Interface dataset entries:
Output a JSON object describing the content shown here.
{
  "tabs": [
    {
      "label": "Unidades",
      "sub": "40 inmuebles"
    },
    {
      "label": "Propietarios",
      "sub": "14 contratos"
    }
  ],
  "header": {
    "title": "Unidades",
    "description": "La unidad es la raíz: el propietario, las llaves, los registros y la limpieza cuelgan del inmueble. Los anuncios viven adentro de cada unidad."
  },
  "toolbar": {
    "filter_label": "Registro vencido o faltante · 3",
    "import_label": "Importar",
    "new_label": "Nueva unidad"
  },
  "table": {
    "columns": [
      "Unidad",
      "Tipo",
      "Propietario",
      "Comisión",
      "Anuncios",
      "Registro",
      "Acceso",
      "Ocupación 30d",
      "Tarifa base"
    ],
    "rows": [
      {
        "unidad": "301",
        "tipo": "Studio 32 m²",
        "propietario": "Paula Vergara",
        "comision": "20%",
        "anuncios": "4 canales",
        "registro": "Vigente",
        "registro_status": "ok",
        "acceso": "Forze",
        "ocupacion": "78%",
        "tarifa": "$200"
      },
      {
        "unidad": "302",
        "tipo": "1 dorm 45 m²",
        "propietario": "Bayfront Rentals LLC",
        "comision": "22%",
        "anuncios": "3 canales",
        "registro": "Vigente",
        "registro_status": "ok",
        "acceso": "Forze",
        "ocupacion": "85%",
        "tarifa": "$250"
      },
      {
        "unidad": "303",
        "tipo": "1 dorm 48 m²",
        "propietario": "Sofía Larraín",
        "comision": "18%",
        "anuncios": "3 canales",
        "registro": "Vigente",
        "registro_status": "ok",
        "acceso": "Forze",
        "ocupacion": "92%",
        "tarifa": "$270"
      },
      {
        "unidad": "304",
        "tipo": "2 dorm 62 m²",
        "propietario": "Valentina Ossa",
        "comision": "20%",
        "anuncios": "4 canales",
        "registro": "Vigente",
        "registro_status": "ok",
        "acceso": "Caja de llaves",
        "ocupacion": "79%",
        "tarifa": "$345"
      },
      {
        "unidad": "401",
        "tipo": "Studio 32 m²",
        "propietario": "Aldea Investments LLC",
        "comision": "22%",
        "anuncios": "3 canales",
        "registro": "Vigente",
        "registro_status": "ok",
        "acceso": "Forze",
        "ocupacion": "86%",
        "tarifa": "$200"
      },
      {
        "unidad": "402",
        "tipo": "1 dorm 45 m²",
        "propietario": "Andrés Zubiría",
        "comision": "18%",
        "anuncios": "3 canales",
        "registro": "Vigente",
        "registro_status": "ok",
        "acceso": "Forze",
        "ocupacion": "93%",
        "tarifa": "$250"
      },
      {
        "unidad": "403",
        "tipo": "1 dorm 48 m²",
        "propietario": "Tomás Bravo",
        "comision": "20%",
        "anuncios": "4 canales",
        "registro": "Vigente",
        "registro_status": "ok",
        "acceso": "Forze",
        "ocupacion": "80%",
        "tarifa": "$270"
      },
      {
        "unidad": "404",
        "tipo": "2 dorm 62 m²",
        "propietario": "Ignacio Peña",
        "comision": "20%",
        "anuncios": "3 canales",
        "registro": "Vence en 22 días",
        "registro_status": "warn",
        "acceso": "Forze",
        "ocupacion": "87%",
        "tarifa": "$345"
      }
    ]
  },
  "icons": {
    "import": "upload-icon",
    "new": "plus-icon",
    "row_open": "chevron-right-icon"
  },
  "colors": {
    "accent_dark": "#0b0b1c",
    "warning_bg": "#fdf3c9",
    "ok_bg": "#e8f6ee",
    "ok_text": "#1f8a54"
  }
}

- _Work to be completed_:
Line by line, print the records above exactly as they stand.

- _Solved exercise_:
Output a JSON object describing the content shown here.
{
  "tabs": [
    {
      "label": "Unidades",
      "sub": "40 inmuebles"
    },
    {
      "label": "Propietarios",
      "sub": "14 contratos"
    }
  ],
  "header": {
    "title": "Unidades",
    "description": "La unidad es la raíz: el propietario, las llaves, los registros y la limpieza cuelgan del inmueble. Los anuncios viven adentro de cada unidad."
  },
  "toolbar": {
    "filter_label": "Registro vencido o faltante · 3",
    "import_label": "Importar",
    "new_label": "Nueva unidad"
  },
  "table": {
    "columns": [
      "Unidad",
      "Tipo",
      "Propietario",
      "Comisión",
      "Anuncios",
      "Registro",
      "Acceso",
      "Ocupación 30d",
      "Tarifa base"
    ],
    "rows": [
      {
        "unidad": "301",
        "tipo": "Studio 32 m²",
        "propietario": "Paula Vergara",
        "comision": "20%",
        "anuncios": "4 canales",
        "registro": "Vigente",
        "registro_status": "ok",
        "acceso": "Forze",
        "ocupacion": "78%",
        "tarifa": "$200"
      },
      {
        "unidad": "302",
        "tipo": "1 dorm 45 m²",
        "propietario": "Bayfront Rentals LLC",
        "comision": "22%",
        "anuncios": "3 canales",
        "registro": "Vigente",
        "registro_status": "ok",
        "acceso": "Forze",
        "ocupacion": "85%",
        "tarifa": "$250"
      },
      {
        "unidad": "303",
        "tipo": "1 dorm 48 m²",
        "propietario": "Sofía Larraín",
        "comision": "18%",
        "anuncios": "3 canales",
        "registro": "Vigente",
        "registro_status": "ok",
        "acceso": "Forze",
        "ocupacion": "92%",
        "tarifa": "$270"
      },
      {
        "unidad": "304",
        "tipo": "2 dorm 62 m²",
        "propietario": "Valentina Ossa",
        "comision": "20%",
        "anuncios": "4 canales",
        "registro": "Vigente",
        "registro_status": "ok",
        "acceso": "Caja de llaves",
        "ocupacion": "79%",
        "tarifa": "$345"
      },
      {
        "unidad": "401",
        "tipo": "Studio 32 m²",
        "propietario": "Aldea Investments LLC",
        "comision": "22%",
        "anuncios": "3 canales",
        "registro": "Vigente",
        "registro_status": "ok",
        "acceso": "Forze",
        "ocupacion": "86%",
        "tarifa": "$200"
      },
      {
        "unidad": "402",
        "tipo": "1 dorm 45 m²",
        "propietario": "Andrés Zubiría",
        "comision": "18%",
        "anuncios": "3 canales",
        "registro": "Vigente",
        "registro_status": "ok",
        "acceso": "Forze",
        "ocupacion": "93%",
        "tarifa": "$250"
      },
      {
        "unidad": "403",
        "tipo": "1 dorm 48 m²",
        "propietario": "Tomás Bravo",
        "comision": "20%",
        "anuncios": "4 canales",
        "registro": "Vigente",
        "registro_status": "ok",
        "acceso": "Forze",
        "ocupacion": "80%",
        "tarifa": "$270"
      },
      {
        "unidad": "404",
        "tipo": "2 dorm 62 m²",
        "propietario": "Ignacio Peña",
        "comision": "20%",
        "anuncios": "3 canales",
        "registro": "Vence en 22 días",
        "registro_status": "warn",
        "acceso": "Forze",
        "ocupacion": "87%",
        "tarifa": "$345"
      }
    ]
  },
  "icons": {
    "import": "upload-icon",
    "new": "plus-icon",
    "row_open": "chevron-right-icon"
  },
  "colors": {
    "accent_dark": "#0b0b1c",
    "warning_bg": "#fdf3c9",
    "ok_bg": "#e8f6ee",
    "ok_text": "#1f8a54"
  }
}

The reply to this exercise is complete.